Russia supplies about 11 percent of the world’s oil and 40 percent of Europe’s natural gas. Industry sources told CNBC that Europe could fall into recession if Russia retaliates for Ukraine sanctions by cutting off energy supplies, and that could trigger a global economic pullback.
A top U.S. diplomat said Russia is trying to link the nuclear talks and Ukraine sanctions by demanding “unhindered” access to Iranian markets if an agreement is reached with Iran.

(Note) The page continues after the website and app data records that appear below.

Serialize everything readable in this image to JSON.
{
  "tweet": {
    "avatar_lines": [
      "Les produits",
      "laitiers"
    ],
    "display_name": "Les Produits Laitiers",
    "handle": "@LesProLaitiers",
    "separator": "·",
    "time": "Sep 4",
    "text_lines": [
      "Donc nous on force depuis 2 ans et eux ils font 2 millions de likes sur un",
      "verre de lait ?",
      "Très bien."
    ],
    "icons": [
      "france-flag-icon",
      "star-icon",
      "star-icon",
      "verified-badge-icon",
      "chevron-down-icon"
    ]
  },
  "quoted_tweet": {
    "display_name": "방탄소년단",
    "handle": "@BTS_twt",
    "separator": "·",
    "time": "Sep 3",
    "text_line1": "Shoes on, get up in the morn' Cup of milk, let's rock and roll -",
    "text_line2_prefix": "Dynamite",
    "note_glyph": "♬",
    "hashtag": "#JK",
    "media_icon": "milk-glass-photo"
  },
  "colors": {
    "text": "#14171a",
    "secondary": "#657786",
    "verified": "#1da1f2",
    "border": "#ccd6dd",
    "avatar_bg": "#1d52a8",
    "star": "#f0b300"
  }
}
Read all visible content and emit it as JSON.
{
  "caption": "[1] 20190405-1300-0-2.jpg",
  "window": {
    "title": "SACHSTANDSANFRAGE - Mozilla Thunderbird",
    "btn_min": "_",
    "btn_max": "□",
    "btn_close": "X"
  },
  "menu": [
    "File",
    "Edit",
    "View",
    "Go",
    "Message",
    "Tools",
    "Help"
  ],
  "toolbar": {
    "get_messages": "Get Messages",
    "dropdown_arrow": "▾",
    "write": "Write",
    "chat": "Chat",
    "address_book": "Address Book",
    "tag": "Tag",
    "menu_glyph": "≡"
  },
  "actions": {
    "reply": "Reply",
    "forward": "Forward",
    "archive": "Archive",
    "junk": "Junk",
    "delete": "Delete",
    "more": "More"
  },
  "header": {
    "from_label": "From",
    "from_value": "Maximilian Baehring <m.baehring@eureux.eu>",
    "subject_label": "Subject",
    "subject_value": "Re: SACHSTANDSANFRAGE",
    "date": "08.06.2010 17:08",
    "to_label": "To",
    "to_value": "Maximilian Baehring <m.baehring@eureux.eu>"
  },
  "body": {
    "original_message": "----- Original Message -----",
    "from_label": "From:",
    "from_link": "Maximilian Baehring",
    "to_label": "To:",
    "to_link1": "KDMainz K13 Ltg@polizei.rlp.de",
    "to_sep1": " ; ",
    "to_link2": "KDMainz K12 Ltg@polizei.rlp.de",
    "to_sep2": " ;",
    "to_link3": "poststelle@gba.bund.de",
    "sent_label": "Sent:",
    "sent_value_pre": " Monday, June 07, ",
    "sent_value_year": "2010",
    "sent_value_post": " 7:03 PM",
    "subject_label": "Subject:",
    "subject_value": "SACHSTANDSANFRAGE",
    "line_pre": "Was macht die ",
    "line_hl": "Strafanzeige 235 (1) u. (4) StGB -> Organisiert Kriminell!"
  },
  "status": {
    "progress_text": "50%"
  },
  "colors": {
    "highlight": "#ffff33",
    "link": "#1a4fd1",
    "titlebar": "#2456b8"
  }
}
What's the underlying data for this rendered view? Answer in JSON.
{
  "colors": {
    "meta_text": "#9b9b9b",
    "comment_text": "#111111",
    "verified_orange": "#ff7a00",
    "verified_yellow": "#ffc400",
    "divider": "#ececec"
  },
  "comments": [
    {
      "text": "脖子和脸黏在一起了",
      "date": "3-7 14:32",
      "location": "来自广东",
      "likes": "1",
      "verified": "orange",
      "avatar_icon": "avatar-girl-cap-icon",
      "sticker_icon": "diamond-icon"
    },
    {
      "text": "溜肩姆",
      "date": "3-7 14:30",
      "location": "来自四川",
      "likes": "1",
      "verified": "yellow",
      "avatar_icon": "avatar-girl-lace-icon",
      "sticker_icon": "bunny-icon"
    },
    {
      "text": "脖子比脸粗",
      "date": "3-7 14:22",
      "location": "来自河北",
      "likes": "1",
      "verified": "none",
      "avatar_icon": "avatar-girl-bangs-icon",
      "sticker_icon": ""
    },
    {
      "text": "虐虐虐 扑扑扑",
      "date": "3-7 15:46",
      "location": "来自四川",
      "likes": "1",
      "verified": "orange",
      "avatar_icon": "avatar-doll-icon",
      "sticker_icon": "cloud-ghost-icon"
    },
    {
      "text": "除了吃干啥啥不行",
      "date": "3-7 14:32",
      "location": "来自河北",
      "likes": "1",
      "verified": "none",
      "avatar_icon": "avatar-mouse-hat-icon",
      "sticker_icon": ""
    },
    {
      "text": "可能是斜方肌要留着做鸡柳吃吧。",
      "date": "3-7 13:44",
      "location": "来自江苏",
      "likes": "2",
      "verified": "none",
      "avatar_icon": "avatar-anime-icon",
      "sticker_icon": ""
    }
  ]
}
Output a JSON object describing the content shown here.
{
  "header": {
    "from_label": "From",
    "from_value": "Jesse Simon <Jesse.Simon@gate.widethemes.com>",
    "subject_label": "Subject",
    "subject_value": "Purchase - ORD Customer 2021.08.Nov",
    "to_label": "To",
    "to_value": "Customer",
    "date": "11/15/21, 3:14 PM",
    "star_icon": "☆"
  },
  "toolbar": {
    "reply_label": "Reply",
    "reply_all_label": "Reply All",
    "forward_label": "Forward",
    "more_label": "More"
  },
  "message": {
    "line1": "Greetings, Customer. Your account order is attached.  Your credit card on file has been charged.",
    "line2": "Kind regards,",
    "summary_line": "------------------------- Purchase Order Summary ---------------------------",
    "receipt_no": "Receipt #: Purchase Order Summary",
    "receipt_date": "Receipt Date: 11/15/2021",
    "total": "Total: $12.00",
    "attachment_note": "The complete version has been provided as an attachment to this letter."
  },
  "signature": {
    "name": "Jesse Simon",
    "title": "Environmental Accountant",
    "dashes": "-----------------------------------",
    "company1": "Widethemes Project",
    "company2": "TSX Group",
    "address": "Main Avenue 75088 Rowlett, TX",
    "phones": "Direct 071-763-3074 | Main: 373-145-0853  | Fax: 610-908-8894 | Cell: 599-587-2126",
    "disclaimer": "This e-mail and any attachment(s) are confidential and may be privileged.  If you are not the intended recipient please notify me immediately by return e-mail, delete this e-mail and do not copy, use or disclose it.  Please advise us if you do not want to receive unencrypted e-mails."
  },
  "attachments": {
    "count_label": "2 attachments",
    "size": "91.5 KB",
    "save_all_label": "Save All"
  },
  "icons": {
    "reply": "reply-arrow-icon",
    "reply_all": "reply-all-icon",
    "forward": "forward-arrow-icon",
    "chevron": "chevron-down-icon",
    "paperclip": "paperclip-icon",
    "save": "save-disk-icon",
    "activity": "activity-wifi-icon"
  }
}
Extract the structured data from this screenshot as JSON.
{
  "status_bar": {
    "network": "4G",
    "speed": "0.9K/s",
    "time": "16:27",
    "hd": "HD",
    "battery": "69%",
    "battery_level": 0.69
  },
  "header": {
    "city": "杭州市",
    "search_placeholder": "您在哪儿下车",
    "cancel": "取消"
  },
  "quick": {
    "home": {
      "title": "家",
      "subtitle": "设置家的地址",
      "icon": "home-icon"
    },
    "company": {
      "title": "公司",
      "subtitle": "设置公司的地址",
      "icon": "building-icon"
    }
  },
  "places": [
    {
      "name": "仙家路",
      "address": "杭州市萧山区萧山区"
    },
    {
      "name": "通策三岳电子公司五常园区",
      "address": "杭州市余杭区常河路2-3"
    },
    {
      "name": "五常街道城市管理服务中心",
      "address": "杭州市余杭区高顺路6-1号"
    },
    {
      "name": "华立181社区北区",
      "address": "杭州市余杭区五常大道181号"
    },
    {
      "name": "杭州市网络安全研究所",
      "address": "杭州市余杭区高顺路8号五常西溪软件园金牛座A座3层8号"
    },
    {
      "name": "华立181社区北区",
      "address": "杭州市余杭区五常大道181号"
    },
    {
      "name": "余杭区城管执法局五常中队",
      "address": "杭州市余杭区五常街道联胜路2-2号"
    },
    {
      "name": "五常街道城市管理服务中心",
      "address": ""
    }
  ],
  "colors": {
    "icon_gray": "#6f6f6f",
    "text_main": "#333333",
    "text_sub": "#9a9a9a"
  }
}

“Russia is trying to up the ante and broaden its demands … and we are not playing ‘let’s make a deal’,” Victoria Nuland, the State Department’s undersecretary for political affairs, told the U.S. Senate Foreign Relations Committee on March 9. According to The Hill news site:
“Nuland said negotiators in Vienna have ‘nearly completed’ an agreement on a pathway for the U.S. and Iran to return to compliance with the Joint Comprehensive Plan of Action (JCPOA), the formal name for the nuclear deal that former President Trump withdrew from in 2018.
“But Russian and Iranian officials in recent days have issued statements laying out hard-line demands and casting doubt on the potential of the talks concluding.”
A spokesperson for French President Emmanuel Macron called Russia’s demands “blackmail.”
On March 6, U.S. Secretary of State Antony Blinken called the Russian demands “irrelevant.”
“The [Ukraine] sanctions that are being put in place and that have been put in place on Russia have nothing to do with the … Iran nuclear deal and the prospects of getting back into that agreement,” Blinken said on CBS’s “Face the Nation”.
On March 8, The New York Times reported that negotiators were close to signing a revived Iran nuclear deal, and that Russian demands that trade with Iran be excluded from Ukraine sanctions had “put up a hurdle that some fear may scuttle any agreement.”
The newspaper added that Iran and China may not want to go ahead with the nuclear deal without Russia’s approval even though it’s not needed.
Even Iranian negotiators questioned Russia’s demands. Mohammad Marandi, an adviser in Iran’s delegation to the nuclear talks in Vienna, told Al Jazeera the Iranians are waiting for clarification from the Russians.
For its part, the Russian Embassy in Iran tweeted on March 9 that the nuclear talks in Vienna “should take into account the legitimate interests of Russia in the implementation of comprehensive cooperation with Iran.”
On March 11, The New York Times reported that the negotiations had been put on hold. The Times said:
“Josep Borrell Fontelles, the foreign policy chief of the European Union, which chairs the talks in Vienna, confirmed what he described as a ‘pause’ in the talks ‘due to external factors.’
“ ‘A final text is essentially ready and on the table,’ he said in a Twitter message, adding that he would continue to work with negotiators to ‘overcome the current situation and to close the agreement.’ ”